Go through the data below and return each line containing the word "true".

------ Material shown

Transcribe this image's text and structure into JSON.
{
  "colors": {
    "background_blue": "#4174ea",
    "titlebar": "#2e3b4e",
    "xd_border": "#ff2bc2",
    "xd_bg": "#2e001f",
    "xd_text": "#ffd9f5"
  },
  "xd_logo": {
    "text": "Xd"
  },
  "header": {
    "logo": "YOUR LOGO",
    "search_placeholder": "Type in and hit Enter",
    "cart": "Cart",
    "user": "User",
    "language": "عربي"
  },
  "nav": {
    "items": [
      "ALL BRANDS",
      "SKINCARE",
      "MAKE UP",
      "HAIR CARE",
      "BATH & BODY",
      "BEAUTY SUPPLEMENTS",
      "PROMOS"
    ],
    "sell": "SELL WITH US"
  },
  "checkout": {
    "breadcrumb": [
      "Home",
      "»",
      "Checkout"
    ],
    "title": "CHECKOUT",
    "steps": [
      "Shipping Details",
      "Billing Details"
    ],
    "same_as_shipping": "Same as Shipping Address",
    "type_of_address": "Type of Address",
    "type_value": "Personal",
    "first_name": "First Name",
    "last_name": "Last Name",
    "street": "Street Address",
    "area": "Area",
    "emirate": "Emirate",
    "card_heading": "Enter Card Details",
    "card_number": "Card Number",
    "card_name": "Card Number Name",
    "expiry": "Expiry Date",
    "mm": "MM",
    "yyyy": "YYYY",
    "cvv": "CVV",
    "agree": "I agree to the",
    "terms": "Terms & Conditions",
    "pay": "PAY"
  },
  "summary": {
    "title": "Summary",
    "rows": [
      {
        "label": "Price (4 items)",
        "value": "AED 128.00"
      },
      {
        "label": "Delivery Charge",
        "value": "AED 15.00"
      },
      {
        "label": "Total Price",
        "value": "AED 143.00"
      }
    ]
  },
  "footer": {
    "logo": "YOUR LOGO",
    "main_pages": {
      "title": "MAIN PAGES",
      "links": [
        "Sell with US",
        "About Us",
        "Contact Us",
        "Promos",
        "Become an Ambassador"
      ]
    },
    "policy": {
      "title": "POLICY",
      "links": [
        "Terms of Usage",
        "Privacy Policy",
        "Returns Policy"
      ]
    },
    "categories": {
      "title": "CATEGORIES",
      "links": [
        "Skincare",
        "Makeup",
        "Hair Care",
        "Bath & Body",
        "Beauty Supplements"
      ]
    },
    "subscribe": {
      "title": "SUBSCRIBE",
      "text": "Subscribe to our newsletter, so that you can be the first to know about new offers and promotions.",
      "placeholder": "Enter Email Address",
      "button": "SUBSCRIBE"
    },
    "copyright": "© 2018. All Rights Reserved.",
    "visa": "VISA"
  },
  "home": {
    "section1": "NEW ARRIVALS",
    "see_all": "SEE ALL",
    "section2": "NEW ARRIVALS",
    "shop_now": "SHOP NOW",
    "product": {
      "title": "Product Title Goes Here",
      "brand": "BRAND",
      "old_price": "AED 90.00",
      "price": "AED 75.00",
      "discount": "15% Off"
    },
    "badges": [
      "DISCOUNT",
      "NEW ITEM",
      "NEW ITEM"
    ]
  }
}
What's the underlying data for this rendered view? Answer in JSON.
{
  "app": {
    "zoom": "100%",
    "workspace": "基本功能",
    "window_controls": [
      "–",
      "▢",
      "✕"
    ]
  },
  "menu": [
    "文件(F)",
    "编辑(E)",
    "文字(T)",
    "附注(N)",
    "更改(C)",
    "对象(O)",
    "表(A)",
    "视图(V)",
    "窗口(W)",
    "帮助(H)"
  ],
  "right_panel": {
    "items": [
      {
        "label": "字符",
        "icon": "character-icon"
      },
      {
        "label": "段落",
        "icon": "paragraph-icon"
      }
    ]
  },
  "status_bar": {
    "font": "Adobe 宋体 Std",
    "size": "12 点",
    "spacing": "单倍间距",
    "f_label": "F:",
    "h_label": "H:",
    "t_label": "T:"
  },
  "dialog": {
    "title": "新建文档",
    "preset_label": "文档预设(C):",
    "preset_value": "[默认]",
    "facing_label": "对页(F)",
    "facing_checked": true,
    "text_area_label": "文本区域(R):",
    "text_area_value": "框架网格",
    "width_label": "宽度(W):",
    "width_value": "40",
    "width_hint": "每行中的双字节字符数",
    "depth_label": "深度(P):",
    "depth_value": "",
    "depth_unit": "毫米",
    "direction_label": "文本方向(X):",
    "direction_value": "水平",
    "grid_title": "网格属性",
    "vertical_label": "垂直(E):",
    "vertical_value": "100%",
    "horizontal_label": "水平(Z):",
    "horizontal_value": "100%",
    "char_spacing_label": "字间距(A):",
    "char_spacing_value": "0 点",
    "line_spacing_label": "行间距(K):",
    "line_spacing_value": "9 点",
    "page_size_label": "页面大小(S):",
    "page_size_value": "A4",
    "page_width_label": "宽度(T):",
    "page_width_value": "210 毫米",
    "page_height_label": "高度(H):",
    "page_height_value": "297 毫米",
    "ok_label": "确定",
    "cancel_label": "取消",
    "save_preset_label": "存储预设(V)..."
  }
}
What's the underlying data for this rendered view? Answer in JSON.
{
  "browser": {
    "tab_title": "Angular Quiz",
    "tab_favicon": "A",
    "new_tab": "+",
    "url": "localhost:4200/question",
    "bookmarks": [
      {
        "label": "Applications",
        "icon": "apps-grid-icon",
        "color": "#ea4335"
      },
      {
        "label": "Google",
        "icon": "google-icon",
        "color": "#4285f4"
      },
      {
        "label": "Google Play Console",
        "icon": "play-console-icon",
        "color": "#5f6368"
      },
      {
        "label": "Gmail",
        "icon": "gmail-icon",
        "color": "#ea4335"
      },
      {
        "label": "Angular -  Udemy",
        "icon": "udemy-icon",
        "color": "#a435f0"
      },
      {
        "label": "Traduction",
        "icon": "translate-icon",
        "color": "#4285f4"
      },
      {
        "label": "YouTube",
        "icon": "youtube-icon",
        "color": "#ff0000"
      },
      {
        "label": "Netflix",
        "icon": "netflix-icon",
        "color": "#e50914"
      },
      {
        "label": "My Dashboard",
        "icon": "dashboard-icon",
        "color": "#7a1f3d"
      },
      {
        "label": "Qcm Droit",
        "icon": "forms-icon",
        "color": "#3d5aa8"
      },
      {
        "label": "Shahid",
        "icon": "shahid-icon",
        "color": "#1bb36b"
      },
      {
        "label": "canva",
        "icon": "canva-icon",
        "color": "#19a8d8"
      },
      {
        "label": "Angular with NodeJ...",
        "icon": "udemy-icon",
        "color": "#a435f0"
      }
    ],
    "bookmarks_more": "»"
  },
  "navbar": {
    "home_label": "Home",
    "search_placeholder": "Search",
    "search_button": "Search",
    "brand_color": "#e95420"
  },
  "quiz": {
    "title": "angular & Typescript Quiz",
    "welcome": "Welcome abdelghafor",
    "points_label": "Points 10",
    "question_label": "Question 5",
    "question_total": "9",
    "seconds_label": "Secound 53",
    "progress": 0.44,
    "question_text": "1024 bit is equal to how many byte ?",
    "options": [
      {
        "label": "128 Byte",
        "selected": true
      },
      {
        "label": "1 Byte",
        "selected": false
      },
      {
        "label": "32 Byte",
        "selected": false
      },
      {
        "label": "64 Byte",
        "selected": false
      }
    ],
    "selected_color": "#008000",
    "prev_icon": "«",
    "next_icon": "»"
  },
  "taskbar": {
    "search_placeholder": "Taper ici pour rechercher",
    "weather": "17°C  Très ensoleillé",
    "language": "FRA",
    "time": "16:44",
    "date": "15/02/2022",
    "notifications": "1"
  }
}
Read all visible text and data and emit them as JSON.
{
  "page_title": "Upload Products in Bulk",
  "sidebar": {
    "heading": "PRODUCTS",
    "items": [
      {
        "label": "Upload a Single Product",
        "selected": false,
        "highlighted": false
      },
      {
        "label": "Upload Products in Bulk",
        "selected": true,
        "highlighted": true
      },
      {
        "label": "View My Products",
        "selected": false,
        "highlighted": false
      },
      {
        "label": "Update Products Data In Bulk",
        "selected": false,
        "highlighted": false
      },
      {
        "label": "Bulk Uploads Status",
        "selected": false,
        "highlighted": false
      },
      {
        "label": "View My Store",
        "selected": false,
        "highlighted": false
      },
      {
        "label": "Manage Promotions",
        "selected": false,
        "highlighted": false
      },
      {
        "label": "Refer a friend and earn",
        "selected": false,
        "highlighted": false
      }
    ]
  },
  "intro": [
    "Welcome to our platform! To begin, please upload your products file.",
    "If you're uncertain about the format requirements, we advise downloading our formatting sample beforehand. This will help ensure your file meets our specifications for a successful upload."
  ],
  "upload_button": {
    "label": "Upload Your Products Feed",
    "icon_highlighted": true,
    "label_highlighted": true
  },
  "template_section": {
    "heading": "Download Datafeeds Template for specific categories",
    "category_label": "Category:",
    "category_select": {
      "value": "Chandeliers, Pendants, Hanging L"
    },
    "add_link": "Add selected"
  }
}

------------

__Problem solution__
    "facing_checked": true,
        "selected": true
        "selected": true,
        "highlighted": true
    "icon_highlighted": true,
    "label_highlighted": true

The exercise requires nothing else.